Most pet owners consider their animals to be members of the family. So, if something happens to a beloved pet, their human owners are usually devastated. We often assume that our animal companions feel some sort of affection for us, too. But one dog in particular proved the depths to which a dog’s devotion could go.
In the summer of 1923, Frank and Elizabeth Brazier set out from their home in Silverton, Oregon for trip to Indiana. With them for the ride was their collie mix, Bobbie. He spent most of the drive sitting on top of the luggage in the backseat.
Everything was going just fine until the couple stopped to put gas in their car when they were nearing their destination. While they were stopped, some stray dogs approached the Brazier’s car, growling and barking at Bobbie.
This terrified the poor dog, who took off running, with the mangy strays following after him. Worried about their beloved dog, the Braziers started a search. They drove all around town, made phone calls, and even placed an ad in the local newspaper. But no one ever called to say they had found him, and he never showed back up.
The heartbroken Braziers finally had to leave Indiana after their visit without Bobbie. They left instructions for their friends to keep Bobbie if someone should happen to find him after their departure. They were even prepared to pay for him to be returned home to Oregon by train if anyone found him, no matter the cost.
Six months after their return home, the Braziers had given up hope of ever seeing their dog again.
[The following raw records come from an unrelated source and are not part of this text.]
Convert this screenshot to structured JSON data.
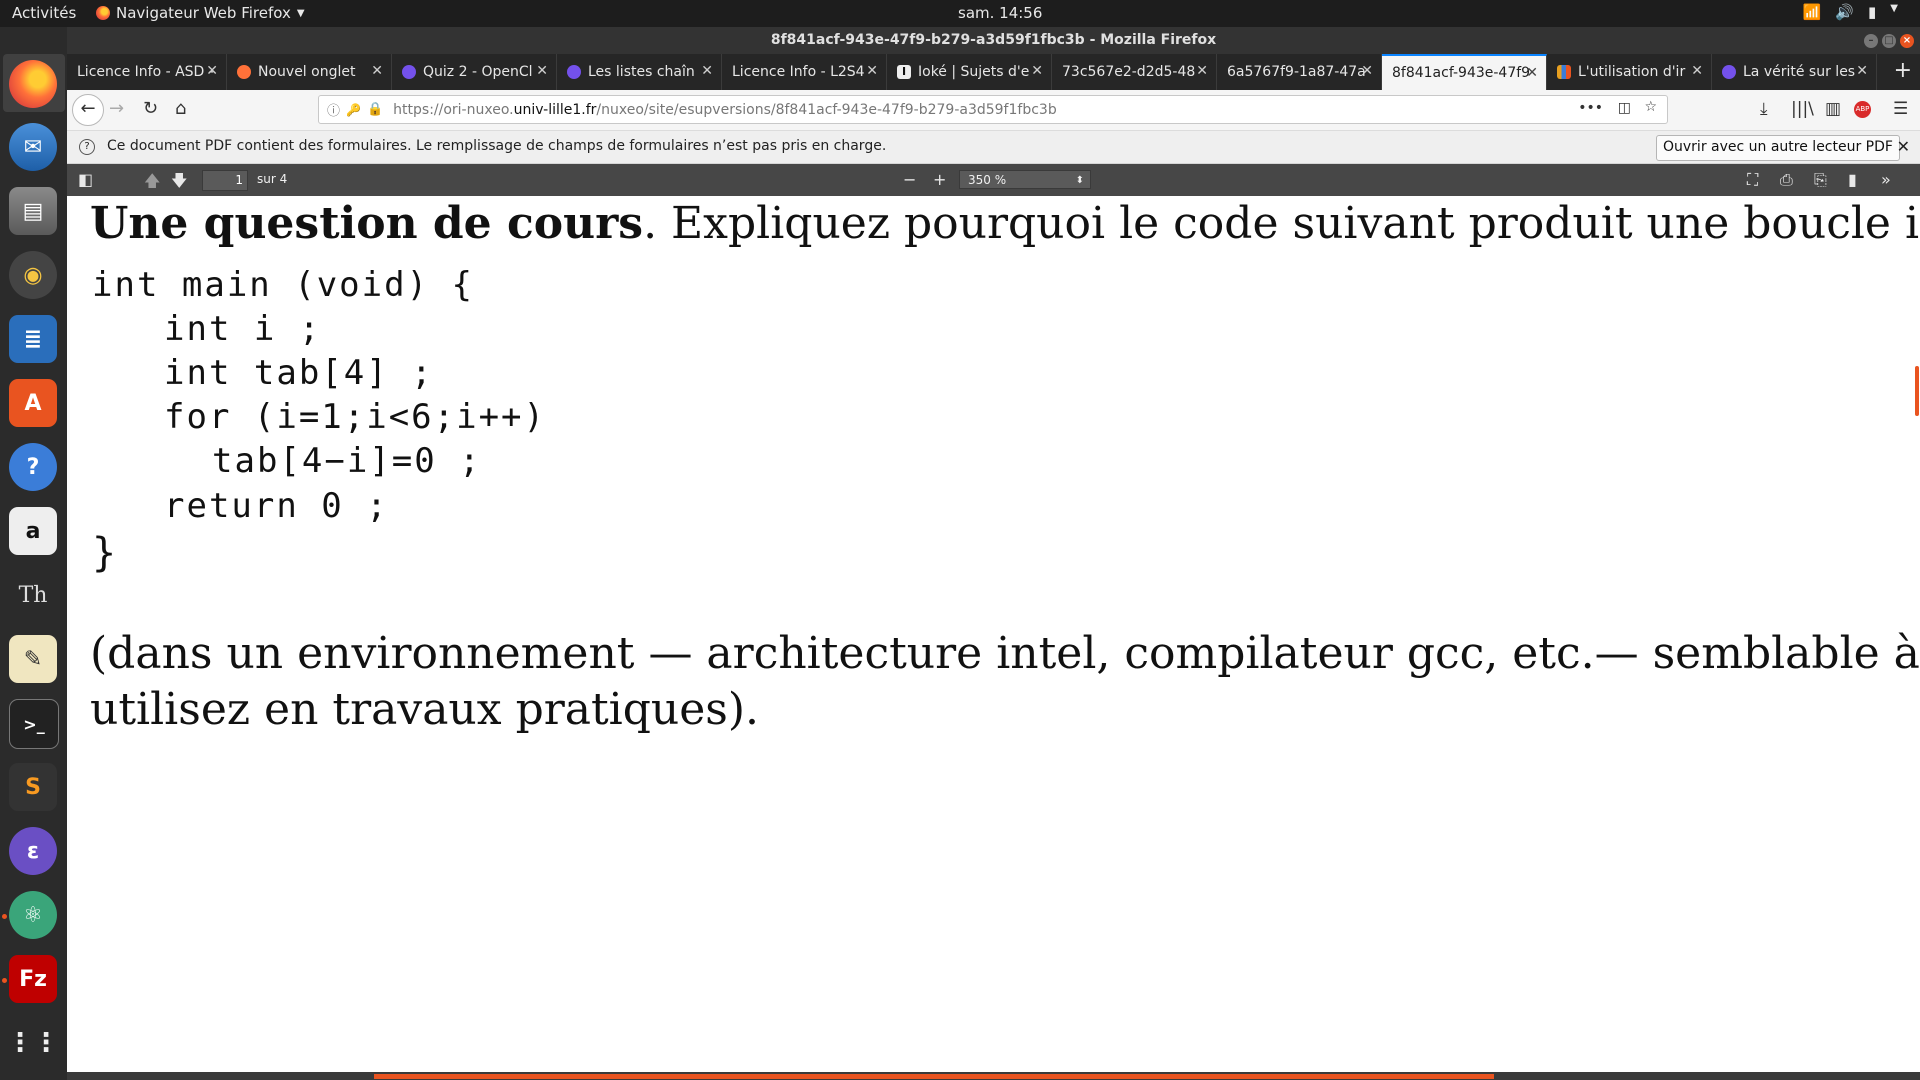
{
  "topbar": {
    "activities": "Activités",
    "app_menu": "Navigateur Web Firefox",
    "clock": "sam. 14:56"
  },
  "window": {
    "title": "8f841acf-943e-47f9-b279-a3d59f1fbc3b - Mozilla Firefox"
  },
  "tabs": [
    {
      "label": "Licence Info - ASD -",
      "favicon": "none",
      "color": ""
    },
    {
      "label": "Nouvel onglet",
      "favicon": "firefox-icon",
      "color": "#ff7139"
    },
    {
      "label": "Quiz 2 - OpenCl",
      "favicon": "openclassrooms-icon",
      "color": "#7451eb"
    },
    {
      "label": "Les listes chaîn",
      "favicon": "openclassrooms-icon",
      "color": "#7451eb"
    },
    {
      "label": "Licence Info - L2S4",
      "favicon": "none",
      "color": ""
    },
    {
      "label": "Ioké | Sujets d'e",
      "favicon": "ioke-icon",
      "color": "#111111"
    },
    {
      "label": "73c567e2-d2d5-48",
      "favicon": "none",
      "color": ""
    },
    {
      "label": "6a5767f9-1a87-47a",
      "favicon": "none",
      "color": ""
    },
    {
      "label": "8f841acf-943e-47f9",
      "favicon": "none",
      "color": "",
      "active": true
    },
    {
      "label": "L'utilisation d'ir",
      "favicon": "chart-icon",
      "color": "#e8a020"
    },
    {
      "label": "La vérité sur les",
      "favicon": "openclassrooms-icon",
      "color": "#7451eb"
    }
  ],
  "navbar": {
    "url_prefix": "https://ori-nuxeo.",
    "url_domain": "univ-lille1.fr",
    "url_path": "/nuxeo/site/esupversions/8f841acf-943e-47f9-b279-a3d59f1fbc3b"
  },
  "notification": {
    "message": "Ce document PDF contient des formulaires. Le remplissage de champs de formulaires n’est pas pris en charge.",
    "button": "Ouvrir avec un autre lecteur PDF"
  },
  "pdf_toolbar": {
    "page_number": "1",
    "page_count": "sur 4",
    "zoom": "350 %"
  },
  "document": {
    "heading_bold": "Une question de cours",
    "heading_rest": ". Expliquez pourquoi le code suivant produit une boucle infinie",
    "code_lines": [
      "int main (void) {",
      "int i ;",
      "int tab[4] ;",
      "for (i=1;i<6;i++)",
      "tab[4−i]=0 ;",
      "return 0 ;",
      "}"
    ],
    "paragraph_line1": "(dans un environnement — architecture intel, compilateur gcc, etc.— semblable à cel",
    "paragraph_line2": "utilisez en travaux pratiques)."
  },
  "colors": {
    "accent": "#e95420",
    "tab_active_border": "#0a84ff"
  }
}
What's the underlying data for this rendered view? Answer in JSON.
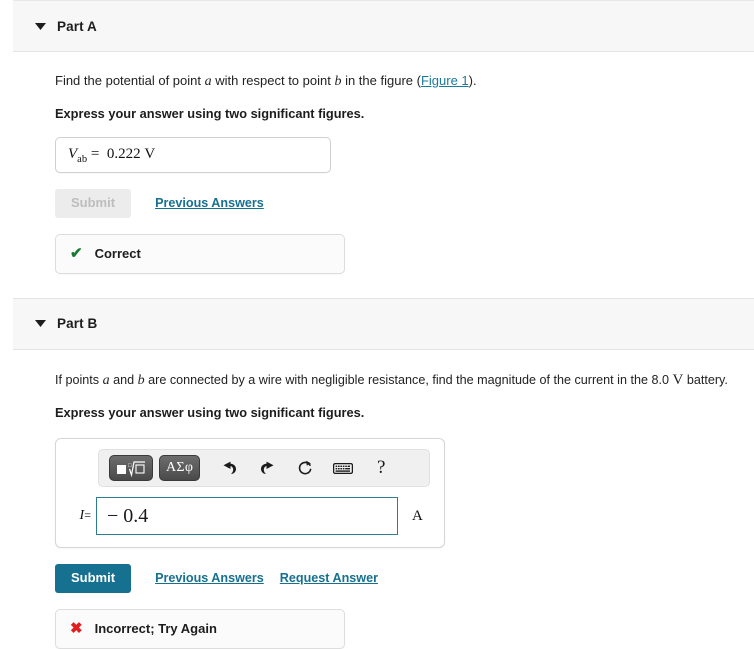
{
  "partA": {
    "title": "Part A",
    "caret": "chevron-down",
    "question_pre": "Find the potential of point ",
    "question_var1": "a",
    "question_mid": " with respect to point ",
    "question_var2": "b",
    "question_post": " in the figure (",
    "figure_link": "Figure 1",
    "question_end": ").",
    "instruction": "Express your answer using two significant figures.",
    "answer_symbol": "V",
    "answer_subscript": "ab",
    "answer_equals": "=",
    "answer_value": "0.222",
    "answer_unit": "V",
    "submit_label": "Submit",
    "previous_answers_label": "Previous Answers",
    "feedback_icon": "✔",
    "feedback_text": "Correct"
  },
  "partB": {
    "title": "Part B",
    "caret": "chevron-down",
    "question_pre": "If points ",
    "question_var1": "a",
    "question_and": " and ",
    "question_var2": "b",
    "question_mid": " are connected by a wire with negligible resistance, find the magnitude of the current in the 8.0 ",
    "question_unit": "V",
    "question_end": " battery.",
    "instruction": "Express your answer using two significant figures.",
    "toolbar": {
      "template_button": "square-root-template",
      "greek_button": "ΑΣφ",
      "undo": "undo-arrow",
      "redo": "redo-arrow",
      "reset": "reset-circle",
      "keyboard": "keyboard",
      "help": "?"
    },
    "entry_label": "I",
    "entry_equals": "=",
    "entry_value": "− 0.4",
    "entry_unit": "A",
    "submit_label": "Submit",
    "previous_answers_label": "Previous Answers",
    "request_answer_label": "Request Answer",
    "feedback_icon": "✖",
    "feedback_text": "Incorrect; Try Again"
  },
  "colors": {
    "accent": "#16708f",
    "link": "#1a7b99",
    "correct": "#1a7a34",
    "incorrect": "#e02020",
    "header_bg": "#f7f7f7",
    "field_border": "#2d7d91"
  }
}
But it was on that day that Elizabeth Brazier’s daughter from a previous marriage saw a dog who bore a striking resemblance to Bobbie roaming the streets of Silverton.
But it wasn’t just a dog that looked like Bobbie. It was Bobbie, though he now had matted fur and sore feet from his nearly 3000-mile trek from Indiana to Oregon.
But just how did Bobbie find his way home?
Once Bobbie’s story became national news, people began writing letters to the Braziers to tell them how they had helped Bobbie. As it turned out, he had some help from many friendly people he met along his way. He first lucked out by heading in the right direction, due west. Along the way, he somehow remembered the gas stations and inns the Braziers had stayed in on their way to Indiana. People at each location fed Bobbie and let him stay.
At a rate of about 14 miles per day, Bobbie walked his way back to Silverton, Oregon to be reunited with his ecstatic owners. Along the way, it is believed he swam across at least one river and crossed the Continental Divide in the middle of winter.
Bobbie became a celebrity almost overnight. Silverton gave him the key to the city, and he received bags full of fan mail. He was also given a special medal by the Humane Society. When he died in 1927, after an illness, he was buried with honors at the Humane Society’s Portland pet cemetery. Rin Tin Tin even placed a wreath on his grave. He is still celebrated every year in Silverton’s yearly children’s pet parade.